=== Exercise material ===
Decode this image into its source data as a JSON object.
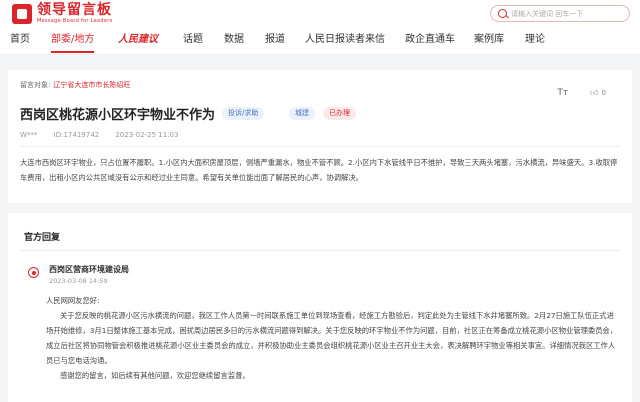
{
  "header": {
    "logo_title": "领导留言板",
    "logo_subtitle": "Message Board for Leaders",
    "search_placeholder": "请输入关键词 回车一下"
  },
  "nav": {
    "items": [
      "首页",
      "部委/地方",
      "人民建议",
      "话题",
      "数据",
      "报道",
      "人民日报读者来信",
      "政企直通车",
      "案例库",
      "理论"
    ]
  },
  "message": {
    "target_label": "留言对象:",
    "target_value": "辽宁省大连市市长陈绍旺",
    "title": "西岗区桃花源小区环宇物业不作为",
    "tags": {
      "type": "投诉/求助",
      "field": "城建",
      "status": "已办理"
    },
    "author": "W***",
    "id": "ID:17419742",
    "time": "2023-02-25 11:03",
    "like_count": "0",
    "content": "大连市西岗区环宇物业，只占位置不履职。1.小区内大面积房屋顶层，侧墙严重漏水，物业不管不顾。2.小区内下水管线平日不维护，导致三天两头堵塞，污水横流，异味盛天。3.收取停车费用，出租小区内公共区域没有公示和经过业主同意。希望有关单位能出面了解居民的心声，协调解决。"
  },
  "reply": {
    "section_title": "官方回复",
    "department": "西岗区营商环境建设局",
    "time": "2023-03-08 14:59",
    "greeting": "人民网网友您好:",
    "body": "关于您反映的桃花源小区污水横流的问题，我区工作人员第一时间联系施工单位到现场查看，经施工方勘验后，判定此处为主管线下水井堵塞所致。2月27日施工队伍正式进场开始维修，3月1日整体施工基本完成，困扰周边居民多日的污水横流问题得到解决。关于您反映的环宇物业不作为问题，目前，社区正在筹备成立桃花源小区物业管理委员会，成立后社区将协同物管会积极推进桃花源小区业主委员会的成立，并积极协助业主委员会组织桃花源小区业主召开业主大会，表决解聘环宇物业等相关事宜。详细情况我区工作人员已与您电话沟通。",
    "closing": "感谢您的留言，如后续有其他问题，欢迎您继续留言监督。"
  },
  "colors": {
    "accent": "#d9262c",
    "tag_blue": "#4a76b8"
  }
}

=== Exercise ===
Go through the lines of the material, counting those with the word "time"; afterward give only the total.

=== Response area ===
2